How to Dispose of Oily Rags
The easiest and safest way to store or transport flammable oily rags is to submerge them in water in a metal container with a lid. The water and the sealed container prevent oxygen from the air from ever reaching and combining with the petroleum distillates saturating the rags.
This is a temporary measure, however, that should be used only as a means for storing the rags until you can transport them to a disposal facility.
Place the Rag in a Container
Place the rags in an empty metal container that has a tight-fitting metal lid, such as an old paint can.
Fill and Seal the Container
Fill the container with water to the rim, making sure the rags are fully submerged. If necessary, you can use stones or another heavy object to weigh down the rags and keep them submerged. Seal the can tightly with its metal lid.
Be sure to fully submerge the rags in water. Not doing so may create a dangerous situation if the container contains enough air to allow for an oxidation reaction.
Dispose of the Container
Take the container to your local hazardous waste disposal center, or arrange a special pickup by your garbage pickup service. Many municipalities also host hazardous waste drop-off/pickup days.
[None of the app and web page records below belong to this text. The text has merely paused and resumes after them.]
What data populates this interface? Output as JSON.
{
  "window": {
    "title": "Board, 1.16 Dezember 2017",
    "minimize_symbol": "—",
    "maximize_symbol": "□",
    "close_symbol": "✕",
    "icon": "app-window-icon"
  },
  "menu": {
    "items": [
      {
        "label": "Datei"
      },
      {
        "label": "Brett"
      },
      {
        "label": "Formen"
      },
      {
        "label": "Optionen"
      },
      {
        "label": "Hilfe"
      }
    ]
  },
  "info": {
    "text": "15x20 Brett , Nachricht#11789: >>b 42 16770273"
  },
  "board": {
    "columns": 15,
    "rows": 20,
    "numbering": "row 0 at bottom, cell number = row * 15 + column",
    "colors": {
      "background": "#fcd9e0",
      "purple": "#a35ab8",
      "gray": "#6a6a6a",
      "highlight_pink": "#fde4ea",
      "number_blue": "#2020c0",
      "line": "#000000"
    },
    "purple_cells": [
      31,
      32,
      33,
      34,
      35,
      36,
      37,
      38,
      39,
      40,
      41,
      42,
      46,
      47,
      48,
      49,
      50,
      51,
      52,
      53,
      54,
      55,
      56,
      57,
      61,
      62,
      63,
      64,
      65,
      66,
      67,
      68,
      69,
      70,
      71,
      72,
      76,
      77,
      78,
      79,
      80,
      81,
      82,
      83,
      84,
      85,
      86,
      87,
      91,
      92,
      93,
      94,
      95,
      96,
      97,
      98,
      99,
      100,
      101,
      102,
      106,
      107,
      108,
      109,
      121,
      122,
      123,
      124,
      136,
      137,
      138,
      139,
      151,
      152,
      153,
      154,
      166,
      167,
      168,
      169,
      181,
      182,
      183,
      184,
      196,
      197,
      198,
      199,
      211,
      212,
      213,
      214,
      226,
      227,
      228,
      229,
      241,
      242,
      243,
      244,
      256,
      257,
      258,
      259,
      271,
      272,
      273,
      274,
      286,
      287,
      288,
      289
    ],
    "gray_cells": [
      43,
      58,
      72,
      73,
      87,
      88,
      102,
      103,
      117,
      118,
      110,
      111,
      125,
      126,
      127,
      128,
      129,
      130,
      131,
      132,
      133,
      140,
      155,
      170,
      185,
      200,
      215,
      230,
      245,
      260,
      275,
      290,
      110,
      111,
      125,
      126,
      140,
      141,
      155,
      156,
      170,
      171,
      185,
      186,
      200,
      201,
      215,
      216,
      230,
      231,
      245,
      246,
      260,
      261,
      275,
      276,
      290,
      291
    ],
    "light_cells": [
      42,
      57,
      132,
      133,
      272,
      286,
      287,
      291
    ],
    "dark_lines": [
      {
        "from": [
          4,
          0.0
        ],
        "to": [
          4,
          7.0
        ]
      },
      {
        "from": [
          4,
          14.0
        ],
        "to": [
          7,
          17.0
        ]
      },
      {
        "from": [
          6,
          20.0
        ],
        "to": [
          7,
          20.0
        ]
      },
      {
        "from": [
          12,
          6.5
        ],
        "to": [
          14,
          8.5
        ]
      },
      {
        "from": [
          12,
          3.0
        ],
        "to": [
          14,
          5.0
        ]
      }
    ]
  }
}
Never pour oily water down a drain in or into the soil around your home. Petroleum products are toxic and should never be allowed to reach groundwater supplies.
How to Dry Oily Rags for Disposal
Another option is to let the rags dry fully before disposing of them. The important thing is for the petroleum distillates to evaporate in an open environment so that the heat of oxidation dissipates without building up and igniting the cloth fabric.
Lay Out the Rags
Spread out or hang the oily rags in a single layer in an outdoor area that is out of the sun and is well-ventilated. Be sure to lay them on a non-combustible surface, such as bare soil or concrete; do not lay them on your recently oiled deck, for example.
Let the Rags Dry
Let the rags dry fully for at least two days. Some materials may take longer, but the rags should be allowed to remain until they feel dry to the touch and the oily smell is no longer strong.
Dispose of the Rags
Dispose of the dried rags as directed by your garbage pickup service or local hazardous waste disposal center.
Never attempt to launder and reuse rags that have been saturated with oily materials. Petroleum distillates and oil-based finishes contain resins that harden into the fabric as the liquids evaporate, and these toxic resins can be liberated and enter the drain system if you wash the rags. Nor should you add dried-out oily rags to a compost pile, for the same reason.
Safety with Oily Rags Wet With Flammable Or Combustible Liquid. National Fire Protection Association.
Nowak, Paulina et al. Ecological and Health Effects of Lubricant Oils Emitted into the Environment. International journal of environmental research and public health vol. 16, no. 16, pp. 3002, 2019. doi:10.3390/ijerph16163002
Rise in Fires Due to Improper Disposal of Oily Rags. Office of the Fire Marshall, Town of Essex, CT.
Bai X, Song K, Liu J, Mohamed AK, Mou C, Liu D. Health Risk Assessment of Groundwater Contaminated by Oil Pollutants Based on Numerical Modeling. Int J Environ Res Public Health, vol. 16, no. 18, pp. 3245, 2019. doi:10.3390/ijerph16183245